I've found a good answer to a particular question I was given, though I'd like a second opinion on whether or not my answer is solid (I might be "begging the question" in this).

Show that two Bernoulli random variables $\displaystyle X$ and $\displaystyle Y$ are independent if and only if $\displaystyle P(X=1,Y=1)=P(X=1)P(Y=1)$.

Here's my answer.

Two Bernoulli random variables are independent if and only if they are uncorrelated, and thus have a covariance of zero ($\displaystyle Cov(X,Y)=0$).

Let $\displaystyle p_x$ be the pmf of $\displaystyle X$, and let $\displaystyle p_y$ be the pmf of $\displaystyle Y$.

If $\displaystyle X$ and $\displaystyle Y$ are independent then, by definition,

$\displaystyle Cov(X,Y)=p_{xy}-p_xp_y=P(X=1,Y=1)-P(X=1)P(Y=1)=0$,

as $\displaystyle P(X=1,Y=1)=P(X=1)P(Y=1)$.

If on the other hand we have that $\displaystyle Cov(X,Y)=0$, then

$\displaystyle p_{xy}-p_xp_y=0\Rightarrow p_{xy}=p_xp_y$.

Therefore, $\displaystyle X$ and $\displaystyle Y$ are independent.

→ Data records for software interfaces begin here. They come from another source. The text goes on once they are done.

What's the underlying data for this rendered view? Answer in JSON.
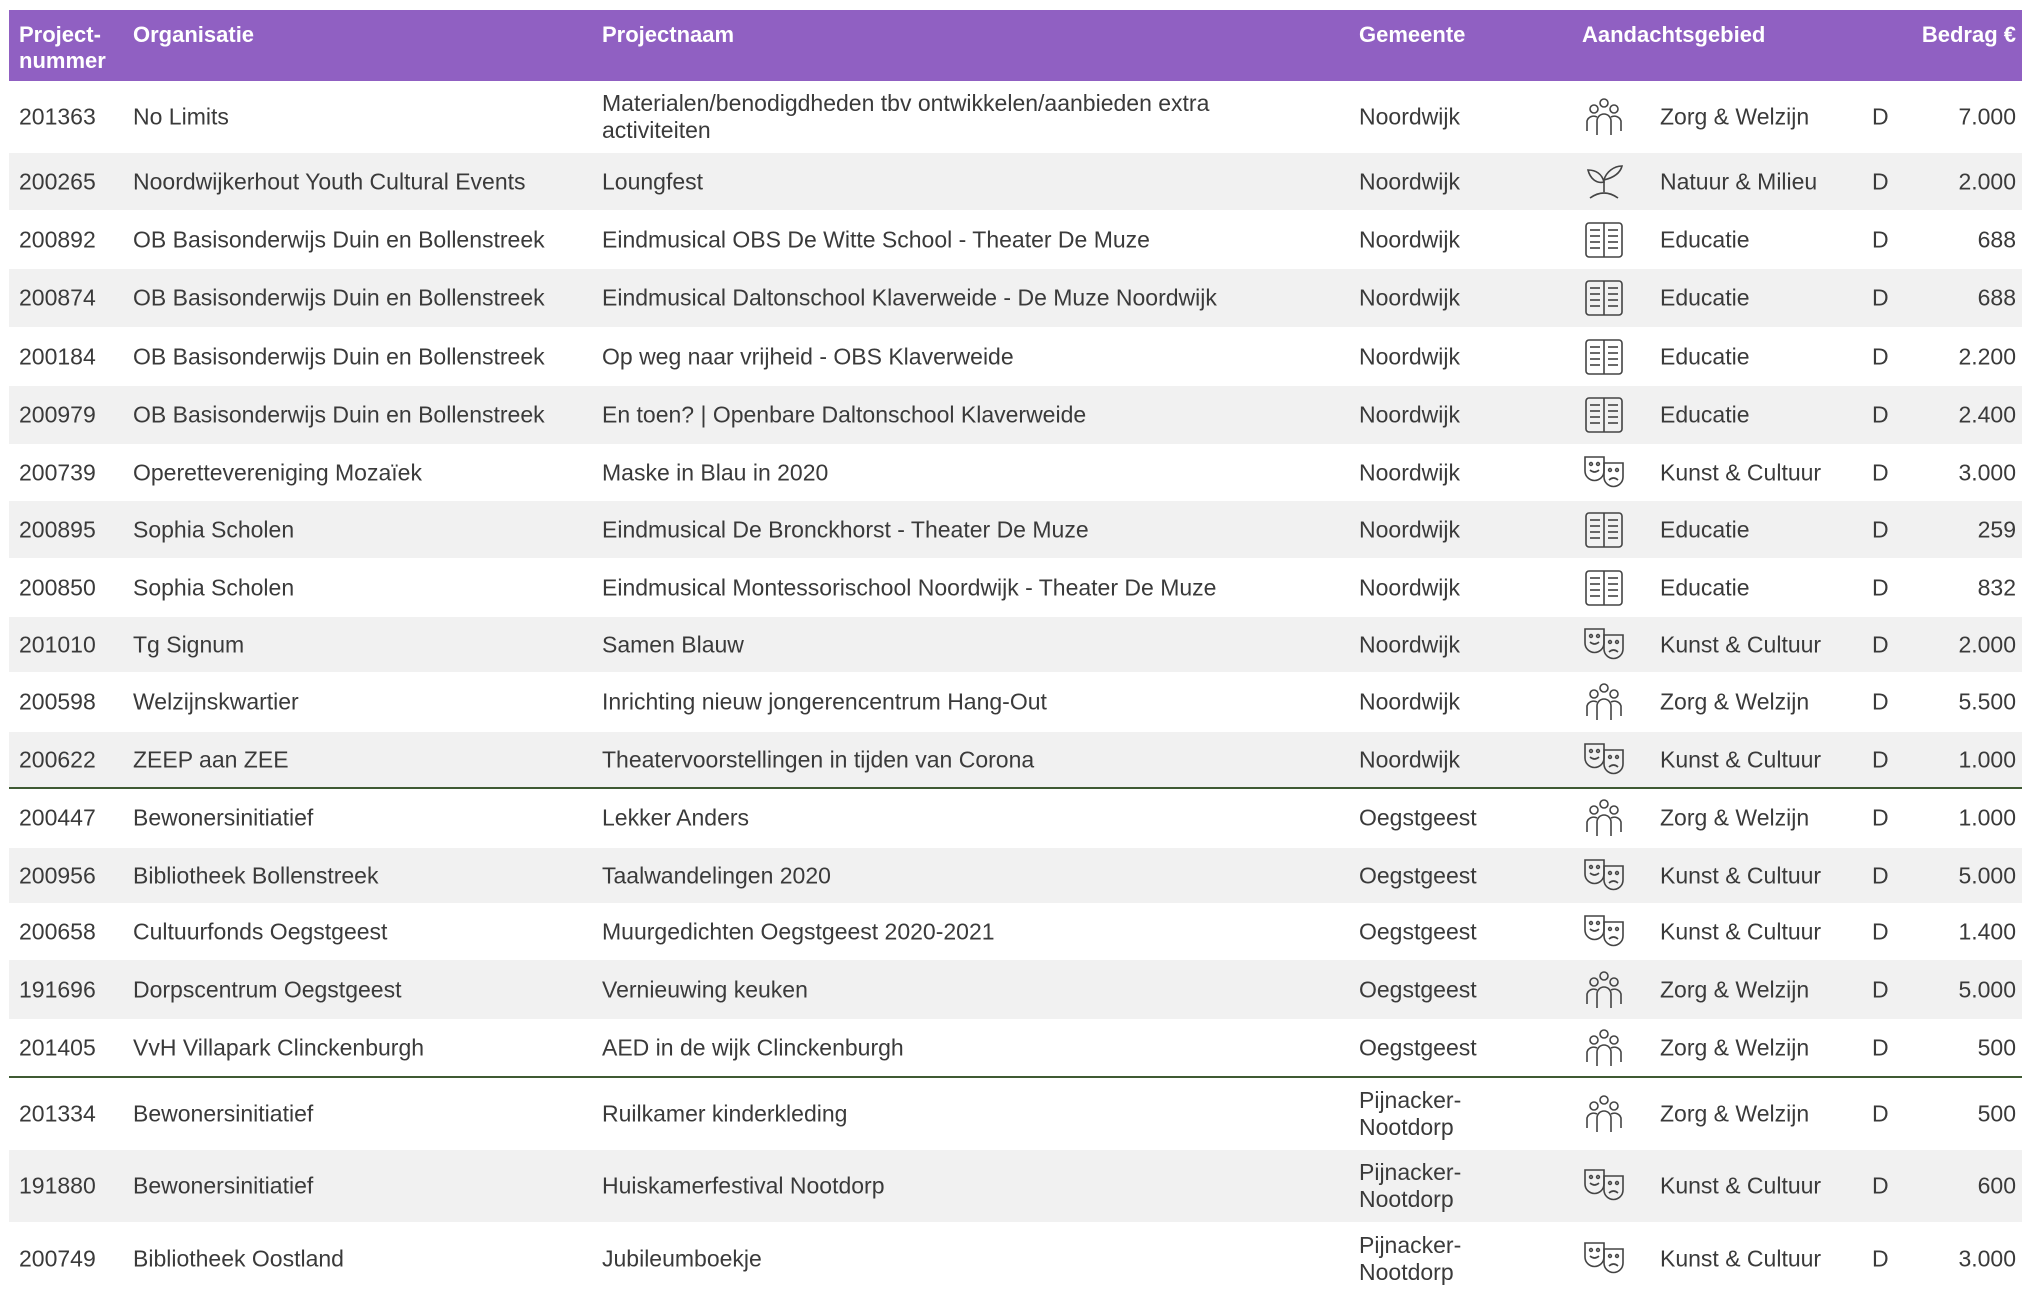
{
  "header": {
    "num": "Project-\nnummer",
    "org": "Organisatie",
    "proj": "Projectnaam",
    "gem": "Gemeente",
    "area": "Aandachtsgebied",
    "amt": "Bedrag €"
  },
  "rows": [
    {
      "num": "201363",
      "org": "No Limits",
      "proj": "Materialen/benodigdheden tbv ontwikkelen/aanbieden extra activiteiten",
      "gem": "Noordwijk",
      "icon": "people-icon",
      "area": "Zorg & Welzijn",
      "d": "D",
      "amt": "7.000"
    },
    {
      "num": "200265",
      "org": "Noordwijkerhout Youth Cultural Events",
      "proj": "Loungfest",
      "gem": "Noordwijk",
      "icon": "plant-icon",
      "area": "Natuur & Milieu",
      "d": "D",
      "amt": "2.000"
    },
    {
      "num": "200892",
      "org": "OB Basisonderwijs Duin en Bollenstreek",
      "proj": "Eindmusical OBS De Witte School - Theater De Muze",
      "gem": "Noordwijk",
      "icon": "book-icon",
      "area": "Educatie",
      "d": "D",
      "amt": "688"
    },
    {
      "num": "200874",
      "org": "OB Basisonderwijs Duin en Bollenstreek",
      "proj": "Eindmusical Daltonschool Klaverweide - De Muze Noordwijk",
      "gem": "Noordwijk",
      "icon": "book-icon",
      "area": "Educatie",
      "d": "D",
      "amt": "688"
    },
    {
      "num": "200184",
      "org": "OB Basisonderwijs Duin en Bollenstreek",
      "proj": "Op weg naar vrijheid - OBS Klaverweide",
      "gem": "Noordwijk",
      "icon": "book-icon",
      "area": "Educatie",
      "d": "D",
      "amt": "2.200"
    },
    {
      "num": "200979",
      "org": "OB Basisonderwijs Duin en Bollenstreek",
      "proj": "En toen? | Openbare Daltonschool Klaverweide",
      "gem": "Noordwijk",
      "icon": "book-icon",
      "area": "Educatie",
      "d": "D",
      "amt": "2.400"
    },
    {
      "num": "200739",
      "org": "Operettevereniging Mozaïek",
      "proj": "Maske in Blau in 2020",
      "gem": "Noordwijk",
      "icon": "theater-masks-icon",
      "area": "Kunst & Cultuur",
      "d": "D",
      "amt": "3.000"
    },
    {
      "num": "200895",
      "org": "Sophia Scholen",
      "proj": "Eindmusical De Bronckhorst - Theater De Muze",
      "gem": "Noordwijk",
      "icon": "book-icon",
      "area": "Educatie",
      "d": "D",
      "amt": "259"
    },
    {
      "num": "200850",
      "org": "Sophia Scholen",
      "proj": "Eindmusical Montessorischool Noordwijk - Theater De Muze",
      "gem": "Noordwijk",
      "icon": "book-icon",
      "area": "Educatie",
      "d": "D",
      "amt": "832"
    },
    {
      "num": "201010",
      "org": "Tg Signum",
      "proj": "Samen Blauw",
      "gem": "Noordwijk",
      "icon": "theater-masks-icon",
      "area": "Kunst & Cultuur",
      "d": "D",
      "amt": "2.000"
    },
    {
      "num": "200598",
      "org": "Welzijnskwartier",
      "proj": "Inrichting nieuw jongerencentrum Hang-Out",
      "gem": "Noordwijk",
      "icon": "people-icon",
      "area": "Zorg & Welzijn",
      "d": "D",
      "amt": "5.500"
    },
    {
      "num": "200622",
      "org": "ZEEP aan ZEE",
      "proj": "Theatervoorstellingen in tijden van Corona",
      "gem": "Noordwijk",
      "icon": "theater-masks-icon",
      "area": "Kunst & Cultuur",
      "d": "D",
      "amt": "1.000"
    },
    {
      "num": "200447",
      "org": "Bewonersinitiatief",
      "proj": "Lekker Anders",
      "gem": "Oegstgeest",
      "icon": "people-icon",
      "area": "Zorg & Welzijn",
      "d": "D",
      "amt": "1.000"
    },
    {
      "num": "200956",
      "org": "Bibliotheek Bollenstreek",
      "proj": "Taalwandelingen 2020",
      "gem": "Oegstgeest",
      "icon": "theater-masks-icon",
      "area": "Kunst & Cultuur",
      "d": "D",
      "amt": "5.000"
    },
    {
      "num": "200658",
      "org": "Cultuurfonds Oegstgeest",
      "proj": "Muurgedichten Oegstgeest 2020-2021",
      "gem": "Oegstgeest",
      "icon": "theater-masks-icon",
      "area": "Kunst & Cultuur",
      "d": "D",
      "amt": "1.400"
    },
    {
      "num": "191696",
      "org": "Dorpscentrum Oegstgeest",
      "proj": "Vernieuwing keuken",
      "gem": "Oegstgeest",
      "icon": "people-icon",
      "area": "Zorg & Welzijn",
      "d": "D",
      "amt": "5.000"
    },
    {
      "num": "201405",
      "org": "VvH Villapark Clinckenburgh",
      "proj": "AED in de wijk Clinckenburgh",
      "gem": "Oegstgeest",
      "icon": "people-icon",
      "area": "Zorg & Welzijn",
      "d": "D",
      "amt": "500"
    },
    {
      "num": "201334",
      "org": "Bewonersinitiatief",
      "proj": "Ruilkamer kinderkleding",
      "gem": "Pijnacker-Nootdorp",
      "icon": "people-icon",
      "area": "Zorg & Welzijn",
      "d": "D",
      "amt": "500"
    },
    {
      "num": "191880",
      "org": "Bewonersinitiatief",
      "proj": "Huiskamerfestival Nootdorp",
      "gem": "Pijnacker-Nootdorp",
      "icon": "theater-masks-icon",
      "area": "Kunst & Cultuur",
      "d": "D",
      "amt": "600"
    },
    {
      "num": "200749",
      "org": "Bibliotheek Oostland",
      "proj": "Jubileumboekje",
      "gem": "Pijnacker-Nootdorp",
      "icon": "theater-masks-icon",
      "area": "Kunst & Cultuur",
      "d": "D",
      "amt": "3.000"
    }
  ],
  "colors": {
    "header": "#9060c2",
    "stripe": "#f1f1f1",
    "separator": "#3f5a33"
  }
}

Are there any mess-ups I might have made somewhere? I got this answer from this pdf file.